### Material for this exercise
--
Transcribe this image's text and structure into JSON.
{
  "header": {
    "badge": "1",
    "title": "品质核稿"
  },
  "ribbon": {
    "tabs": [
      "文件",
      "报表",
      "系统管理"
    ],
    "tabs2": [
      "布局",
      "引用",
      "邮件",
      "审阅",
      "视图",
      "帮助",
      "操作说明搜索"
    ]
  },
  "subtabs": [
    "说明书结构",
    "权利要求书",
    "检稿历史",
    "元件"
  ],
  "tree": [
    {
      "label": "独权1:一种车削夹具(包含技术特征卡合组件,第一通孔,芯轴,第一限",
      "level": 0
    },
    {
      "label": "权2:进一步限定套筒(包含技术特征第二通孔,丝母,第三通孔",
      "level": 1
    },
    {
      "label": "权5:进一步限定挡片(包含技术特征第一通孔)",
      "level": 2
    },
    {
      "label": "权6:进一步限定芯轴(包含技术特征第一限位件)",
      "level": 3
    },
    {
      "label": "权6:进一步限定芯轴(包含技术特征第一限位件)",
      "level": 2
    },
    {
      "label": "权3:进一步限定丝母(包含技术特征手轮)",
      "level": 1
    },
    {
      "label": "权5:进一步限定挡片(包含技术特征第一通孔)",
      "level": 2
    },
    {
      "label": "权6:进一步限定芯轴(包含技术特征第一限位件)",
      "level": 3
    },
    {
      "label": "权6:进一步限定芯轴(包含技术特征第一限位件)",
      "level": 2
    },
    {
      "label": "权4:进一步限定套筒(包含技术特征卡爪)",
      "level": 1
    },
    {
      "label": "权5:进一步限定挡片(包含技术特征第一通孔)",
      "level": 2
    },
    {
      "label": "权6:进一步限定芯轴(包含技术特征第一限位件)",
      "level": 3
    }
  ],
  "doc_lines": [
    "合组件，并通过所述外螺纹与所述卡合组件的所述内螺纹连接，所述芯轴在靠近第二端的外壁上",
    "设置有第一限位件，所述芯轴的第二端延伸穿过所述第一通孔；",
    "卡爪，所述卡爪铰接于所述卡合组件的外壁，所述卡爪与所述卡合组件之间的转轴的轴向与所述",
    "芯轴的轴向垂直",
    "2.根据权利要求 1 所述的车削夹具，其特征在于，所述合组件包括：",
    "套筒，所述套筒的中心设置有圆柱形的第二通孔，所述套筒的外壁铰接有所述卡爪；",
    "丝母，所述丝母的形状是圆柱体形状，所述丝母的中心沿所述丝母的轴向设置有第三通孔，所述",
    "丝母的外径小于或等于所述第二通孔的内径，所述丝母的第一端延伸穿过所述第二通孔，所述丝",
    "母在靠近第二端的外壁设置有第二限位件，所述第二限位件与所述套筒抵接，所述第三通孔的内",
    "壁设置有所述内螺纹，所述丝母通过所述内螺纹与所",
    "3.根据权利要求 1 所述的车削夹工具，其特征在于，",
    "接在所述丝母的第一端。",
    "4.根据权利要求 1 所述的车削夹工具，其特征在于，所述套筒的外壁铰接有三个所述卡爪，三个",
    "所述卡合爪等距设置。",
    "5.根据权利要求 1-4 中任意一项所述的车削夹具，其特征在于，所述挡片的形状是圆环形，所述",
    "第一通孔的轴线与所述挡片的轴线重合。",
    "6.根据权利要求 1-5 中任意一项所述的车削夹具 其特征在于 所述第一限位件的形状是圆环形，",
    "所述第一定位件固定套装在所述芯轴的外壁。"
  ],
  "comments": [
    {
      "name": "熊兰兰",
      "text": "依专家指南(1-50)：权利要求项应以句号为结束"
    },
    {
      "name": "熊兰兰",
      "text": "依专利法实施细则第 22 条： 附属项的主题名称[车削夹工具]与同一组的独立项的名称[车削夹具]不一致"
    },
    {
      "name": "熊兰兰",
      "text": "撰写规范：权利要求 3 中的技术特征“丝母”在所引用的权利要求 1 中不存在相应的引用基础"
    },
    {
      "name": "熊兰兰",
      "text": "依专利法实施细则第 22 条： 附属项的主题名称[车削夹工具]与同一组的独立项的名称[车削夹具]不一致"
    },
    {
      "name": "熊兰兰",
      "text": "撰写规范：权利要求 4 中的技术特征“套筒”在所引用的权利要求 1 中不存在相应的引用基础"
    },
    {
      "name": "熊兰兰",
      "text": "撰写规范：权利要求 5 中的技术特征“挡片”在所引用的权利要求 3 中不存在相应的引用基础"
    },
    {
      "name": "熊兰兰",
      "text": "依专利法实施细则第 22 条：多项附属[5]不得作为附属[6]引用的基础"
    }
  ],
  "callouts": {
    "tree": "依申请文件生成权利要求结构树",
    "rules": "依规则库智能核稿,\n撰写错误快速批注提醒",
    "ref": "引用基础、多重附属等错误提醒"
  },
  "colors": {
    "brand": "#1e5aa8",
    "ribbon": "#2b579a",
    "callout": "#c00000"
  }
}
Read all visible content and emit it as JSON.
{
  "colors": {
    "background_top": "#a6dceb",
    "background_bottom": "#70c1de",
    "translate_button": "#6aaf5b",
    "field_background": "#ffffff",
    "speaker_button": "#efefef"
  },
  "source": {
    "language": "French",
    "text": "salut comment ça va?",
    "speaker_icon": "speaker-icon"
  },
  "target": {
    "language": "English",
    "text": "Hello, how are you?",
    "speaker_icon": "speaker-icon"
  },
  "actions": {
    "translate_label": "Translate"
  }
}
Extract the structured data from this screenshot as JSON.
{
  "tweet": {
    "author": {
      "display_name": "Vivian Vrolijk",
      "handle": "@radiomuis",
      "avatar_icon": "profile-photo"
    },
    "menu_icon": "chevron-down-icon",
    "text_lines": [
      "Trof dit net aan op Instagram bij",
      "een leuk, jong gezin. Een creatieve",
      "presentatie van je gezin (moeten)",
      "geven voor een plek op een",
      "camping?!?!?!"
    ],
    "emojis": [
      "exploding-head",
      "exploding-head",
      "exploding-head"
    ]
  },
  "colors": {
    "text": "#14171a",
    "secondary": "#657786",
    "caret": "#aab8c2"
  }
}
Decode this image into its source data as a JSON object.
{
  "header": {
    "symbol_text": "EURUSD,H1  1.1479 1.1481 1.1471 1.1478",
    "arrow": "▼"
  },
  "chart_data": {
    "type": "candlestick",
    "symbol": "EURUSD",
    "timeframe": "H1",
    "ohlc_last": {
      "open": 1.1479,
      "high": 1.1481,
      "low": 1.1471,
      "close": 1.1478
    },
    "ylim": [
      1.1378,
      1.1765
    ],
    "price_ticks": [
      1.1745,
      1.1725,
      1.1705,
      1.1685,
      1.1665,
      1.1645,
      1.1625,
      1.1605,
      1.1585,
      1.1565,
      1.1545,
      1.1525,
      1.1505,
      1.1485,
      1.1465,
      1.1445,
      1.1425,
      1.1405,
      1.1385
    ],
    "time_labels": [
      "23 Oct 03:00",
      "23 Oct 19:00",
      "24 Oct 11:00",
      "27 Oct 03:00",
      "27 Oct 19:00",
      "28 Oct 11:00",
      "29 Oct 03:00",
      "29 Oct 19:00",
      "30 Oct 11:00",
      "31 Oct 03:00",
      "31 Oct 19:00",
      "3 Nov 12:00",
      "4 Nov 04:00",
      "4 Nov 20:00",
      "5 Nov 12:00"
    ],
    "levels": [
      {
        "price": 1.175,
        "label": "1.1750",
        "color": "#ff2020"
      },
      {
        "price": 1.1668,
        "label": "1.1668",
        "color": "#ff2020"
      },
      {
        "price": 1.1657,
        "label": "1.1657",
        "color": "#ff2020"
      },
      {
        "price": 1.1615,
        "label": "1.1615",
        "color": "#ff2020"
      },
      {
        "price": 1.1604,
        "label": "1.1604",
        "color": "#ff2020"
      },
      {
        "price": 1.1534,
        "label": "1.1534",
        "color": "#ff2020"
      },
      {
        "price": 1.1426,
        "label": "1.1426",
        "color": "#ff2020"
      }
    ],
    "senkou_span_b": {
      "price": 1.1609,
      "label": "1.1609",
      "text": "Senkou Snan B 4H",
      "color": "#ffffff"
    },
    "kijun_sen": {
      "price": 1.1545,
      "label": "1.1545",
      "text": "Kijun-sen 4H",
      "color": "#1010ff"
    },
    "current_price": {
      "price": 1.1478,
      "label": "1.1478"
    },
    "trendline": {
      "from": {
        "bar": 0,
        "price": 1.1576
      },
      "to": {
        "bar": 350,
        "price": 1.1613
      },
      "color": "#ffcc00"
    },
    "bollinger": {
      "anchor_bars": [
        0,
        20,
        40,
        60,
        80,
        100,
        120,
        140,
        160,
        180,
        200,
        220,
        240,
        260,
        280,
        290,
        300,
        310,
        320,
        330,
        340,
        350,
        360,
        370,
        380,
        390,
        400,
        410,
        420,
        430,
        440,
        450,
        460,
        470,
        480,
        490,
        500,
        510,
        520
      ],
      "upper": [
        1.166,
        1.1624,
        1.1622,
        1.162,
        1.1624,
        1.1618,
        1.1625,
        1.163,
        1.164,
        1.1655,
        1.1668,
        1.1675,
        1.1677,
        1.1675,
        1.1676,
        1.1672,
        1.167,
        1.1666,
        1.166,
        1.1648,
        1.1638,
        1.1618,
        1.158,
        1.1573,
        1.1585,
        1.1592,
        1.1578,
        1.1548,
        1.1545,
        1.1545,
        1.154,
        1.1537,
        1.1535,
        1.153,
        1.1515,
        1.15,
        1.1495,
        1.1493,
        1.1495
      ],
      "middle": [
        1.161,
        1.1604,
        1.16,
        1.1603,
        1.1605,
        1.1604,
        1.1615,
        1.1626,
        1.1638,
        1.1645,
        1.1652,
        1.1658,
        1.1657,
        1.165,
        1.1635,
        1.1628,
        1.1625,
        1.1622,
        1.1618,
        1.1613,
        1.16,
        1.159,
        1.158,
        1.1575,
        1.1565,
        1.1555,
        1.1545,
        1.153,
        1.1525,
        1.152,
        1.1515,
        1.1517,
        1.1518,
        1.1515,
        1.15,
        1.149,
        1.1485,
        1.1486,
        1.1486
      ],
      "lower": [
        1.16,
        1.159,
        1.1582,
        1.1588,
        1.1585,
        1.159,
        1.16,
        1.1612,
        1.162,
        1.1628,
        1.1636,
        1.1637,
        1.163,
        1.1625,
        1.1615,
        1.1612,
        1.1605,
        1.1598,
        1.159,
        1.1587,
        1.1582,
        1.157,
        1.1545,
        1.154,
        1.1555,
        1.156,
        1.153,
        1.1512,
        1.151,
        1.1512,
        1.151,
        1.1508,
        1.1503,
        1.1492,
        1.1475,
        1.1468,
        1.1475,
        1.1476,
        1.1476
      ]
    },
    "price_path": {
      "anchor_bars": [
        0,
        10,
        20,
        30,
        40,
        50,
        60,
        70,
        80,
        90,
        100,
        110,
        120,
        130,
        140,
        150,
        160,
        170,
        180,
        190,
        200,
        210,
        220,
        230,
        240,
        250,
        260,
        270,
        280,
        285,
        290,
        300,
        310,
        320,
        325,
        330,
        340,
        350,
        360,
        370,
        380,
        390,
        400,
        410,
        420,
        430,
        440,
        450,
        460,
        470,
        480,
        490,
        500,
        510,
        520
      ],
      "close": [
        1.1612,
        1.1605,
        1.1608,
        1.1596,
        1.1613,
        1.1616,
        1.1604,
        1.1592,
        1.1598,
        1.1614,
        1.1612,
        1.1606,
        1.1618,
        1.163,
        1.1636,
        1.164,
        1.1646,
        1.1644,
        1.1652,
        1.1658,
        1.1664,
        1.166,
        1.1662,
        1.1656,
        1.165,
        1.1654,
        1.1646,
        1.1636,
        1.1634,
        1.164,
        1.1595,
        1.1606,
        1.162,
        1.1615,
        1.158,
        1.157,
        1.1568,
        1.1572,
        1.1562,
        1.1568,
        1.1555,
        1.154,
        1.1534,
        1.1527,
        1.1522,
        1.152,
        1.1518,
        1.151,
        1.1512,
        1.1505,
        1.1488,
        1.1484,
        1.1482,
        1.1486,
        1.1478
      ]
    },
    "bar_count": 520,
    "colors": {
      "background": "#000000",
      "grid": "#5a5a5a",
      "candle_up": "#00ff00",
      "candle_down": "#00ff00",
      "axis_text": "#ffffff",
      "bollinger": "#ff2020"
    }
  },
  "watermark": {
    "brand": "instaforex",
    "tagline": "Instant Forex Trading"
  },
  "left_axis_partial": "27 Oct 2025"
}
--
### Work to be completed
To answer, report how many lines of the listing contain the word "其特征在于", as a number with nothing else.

### Expected answer
5